     One afternoon after school, my grandmother looked out the front window to see her youngest, Franklin D. (I told you Gramps was a Democrat.) pulling a white dog up the sidewalk by a rope tied to its neck.  Once on the porch, he took off the rope, tossed it into the spyrea bushes, picked up the pooch, and came into the living room.  “This dog followed me home.  Can I keep him?”  Grandma caved and the dog stayed.  Frankie  named him Skipper. A circus had recently put on a show at the civic auditorium just down sixth avenue.  We thought Skipper might have been left behind.  He knew lots of tricks.  He was mostly white, perhaps part spitz, and medium sized.  A bit longer than tall, he might have been part corgi.  He was tolerant of kids.  My mom has a picture of me at about eight months with Skipper under the coffee table sharing his bone.  I was his first “grandchild” but eighteen more followed.

When I Grow Up

I guess I've finally gotten around to being what I've always wanted to be...a writer.  I have always loved telling stories.  I caught this disease from my Grandmother Martha.  Actually all the women in my family have it.  They tell stories about the long ago past and what hilarious thing happened at work this morning.  Sometimes the stories bring tears as well as laughter.

I began my adventure into the world of authorship with a children's story called "Raccoons in the Corn," published through CreateSpace and with the help of local illustrator, Josh Finley, and graphic designer, Shawn Honea.  The Raccoons have done well locally ( around 250), but not so hot on Amazon (about 40).  I have had much positive feedback, but hubby says, "Who's going to walk up to you and say that your book really stinks?"  He keeps me grounded.

I am working on four more picture books and have revised a color book for kids called "Grandma's Prairie Patchwork."  My husband Duane and I are starting a home based publishing company called Prairie Productions.  I will create, he will take care of the business end of things.
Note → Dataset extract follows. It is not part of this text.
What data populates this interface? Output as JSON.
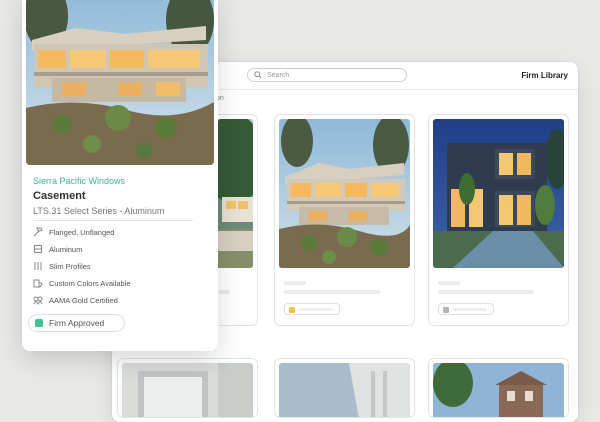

I have decided to start posting some stories loosely connected by the lives of my favorite dogs.  The plan is to title the resulting collection Dog Years.  I have several chapters "finished."  I will start posting soon, but first I have to figure out how to get them from my old pc to my new IMac.  I would love to build a community of readers and writers, commentators, critics.  I'm a newbie, so bear with me.  Later, J